Normally the process to establish a new Maintenance Assessment District (MAD) takes between one and two years. The City has an annual August 10th deadline with the County to include MAD assessments on the property tax rolls.

The steps to establish a MAD

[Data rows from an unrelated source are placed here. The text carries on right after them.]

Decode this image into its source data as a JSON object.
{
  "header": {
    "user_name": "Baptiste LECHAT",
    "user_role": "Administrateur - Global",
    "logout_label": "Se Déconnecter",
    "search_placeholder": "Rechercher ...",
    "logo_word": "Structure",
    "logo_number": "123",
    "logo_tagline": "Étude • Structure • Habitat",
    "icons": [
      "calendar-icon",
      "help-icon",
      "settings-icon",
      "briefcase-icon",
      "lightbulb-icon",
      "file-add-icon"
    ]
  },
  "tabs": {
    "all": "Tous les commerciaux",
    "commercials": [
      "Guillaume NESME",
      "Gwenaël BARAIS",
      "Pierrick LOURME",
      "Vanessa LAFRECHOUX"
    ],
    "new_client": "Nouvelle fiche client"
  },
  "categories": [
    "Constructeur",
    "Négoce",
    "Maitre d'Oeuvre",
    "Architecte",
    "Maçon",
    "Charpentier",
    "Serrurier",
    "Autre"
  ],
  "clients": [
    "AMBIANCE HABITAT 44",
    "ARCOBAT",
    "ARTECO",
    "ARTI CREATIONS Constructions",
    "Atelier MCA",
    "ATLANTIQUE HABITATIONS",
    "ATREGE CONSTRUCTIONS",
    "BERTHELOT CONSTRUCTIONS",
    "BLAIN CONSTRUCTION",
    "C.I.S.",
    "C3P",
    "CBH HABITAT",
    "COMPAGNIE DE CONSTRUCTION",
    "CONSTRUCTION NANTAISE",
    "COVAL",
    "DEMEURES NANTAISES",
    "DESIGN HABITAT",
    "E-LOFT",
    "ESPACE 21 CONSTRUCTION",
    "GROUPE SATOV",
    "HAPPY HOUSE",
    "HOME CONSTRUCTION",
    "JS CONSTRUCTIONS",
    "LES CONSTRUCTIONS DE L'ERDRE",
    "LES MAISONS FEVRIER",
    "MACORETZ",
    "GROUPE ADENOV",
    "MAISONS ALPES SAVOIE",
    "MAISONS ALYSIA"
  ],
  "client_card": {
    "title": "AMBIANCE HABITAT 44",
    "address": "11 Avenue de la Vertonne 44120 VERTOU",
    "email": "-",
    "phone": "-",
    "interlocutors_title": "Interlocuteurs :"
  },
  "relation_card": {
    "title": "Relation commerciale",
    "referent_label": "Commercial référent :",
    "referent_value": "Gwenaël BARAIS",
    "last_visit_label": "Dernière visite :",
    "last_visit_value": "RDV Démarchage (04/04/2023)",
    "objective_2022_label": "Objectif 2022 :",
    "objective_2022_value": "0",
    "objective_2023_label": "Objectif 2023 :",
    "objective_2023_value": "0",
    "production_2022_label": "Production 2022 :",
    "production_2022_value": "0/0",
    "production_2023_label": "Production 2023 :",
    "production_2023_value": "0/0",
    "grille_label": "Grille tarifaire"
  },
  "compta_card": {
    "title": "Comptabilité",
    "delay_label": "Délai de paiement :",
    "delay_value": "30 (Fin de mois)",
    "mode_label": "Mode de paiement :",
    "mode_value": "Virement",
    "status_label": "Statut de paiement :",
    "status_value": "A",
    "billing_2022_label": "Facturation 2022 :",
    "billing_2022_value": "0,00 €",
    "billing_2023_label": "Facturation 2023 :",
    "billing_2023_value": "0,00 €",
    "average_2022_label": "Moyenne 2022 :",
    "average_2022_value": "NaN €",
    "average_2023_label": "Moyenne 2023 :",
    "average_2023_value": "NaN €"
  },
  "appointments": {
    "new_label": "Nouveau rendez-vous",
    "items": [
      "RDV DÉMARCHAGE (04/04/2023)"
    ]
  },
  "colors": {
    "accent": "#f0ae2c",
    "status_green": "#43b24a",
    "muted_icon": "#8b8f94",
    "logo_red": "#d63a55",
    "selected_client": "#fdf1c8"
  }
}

  1. The developer or interested community representatives/ property owners ("community contacts") initiate contact with the City of San Diego / Park and Recreation Department / Maintenance Assessment District Section ("City staff") at (619) 685-1350 to express interest in learning how to form a MAD. Developer or community contacts meet with City staff to discuss the petition requirements, potential district boundaries, maintenance areas, services that can and cannot be included, engineering information, costs of forming a district and assessment amount.
  2. Developer or community contacts may petition City staff a desire to pay an estimated assessment amount for specified benefits.
  3. City staff coordinate a meeting with the developer or community contacts, City staff and an Assessment Engineering Consultant to discuss details of the proposed district.
  4. Assessment Engineer provides a cost estimate for district engineering and balloting for approval by the developer or community contacts. Upon approval, City staff request a deposit from developer or community contacts to cover formation costs so that the Assessment Engineer can begin work.
  5. Developer or community contacts inform City staff when they secure funds to pay for required report by Assessment Engineer and balloting (usually $10,000 to $65,000), possibly by use of funds available under Council Policy 100-21.
  6. Developer or community contacts provide detailed information about the location and scope of services being requested. Developers consultant or City staff calculates annual cost estimates and the Assessment Engineer allocates cost to parcels based on benefits received.
  7. City staff coordinates a meeting with the developer or community contacts and the Assessment Engineer to review preliminary Assessment Engineer's Report.
  8. Assessment Engineer delivers final Assessment Engineer's Report to City staff for distribution to developer or community contacts and for inclusion with the Request for City Council Action to set a hearing date to hold a public hearing, authorize mailing the ballots, and set a final hearing date.
  9. City staff mails a ballot to each assessable property owner, as listed in the most recent certified County Property Tax Roll, a minimum of 45 calendar days prior to the final hearing date.
  10. City Clerk's Office receives ballots, which are kept sealed until after the close of the final public hearing. Then City Clerk presents district balloting result to the City Council, which may be at the next scheduled City Council meeting. City Council receives the ballot results and takes action to either approve the district, Assessment Engineer's Report and the assessment levy or abandon the district based on the ballot results. The earliest a failed ballot can be reballoted is one year.
  11. City staff prepares annual enrollment and delivers it the Count Assessor to be included on Property Tax statements to property owners beginning with the December property tax bill after the August 10th enrollment.

Additional Information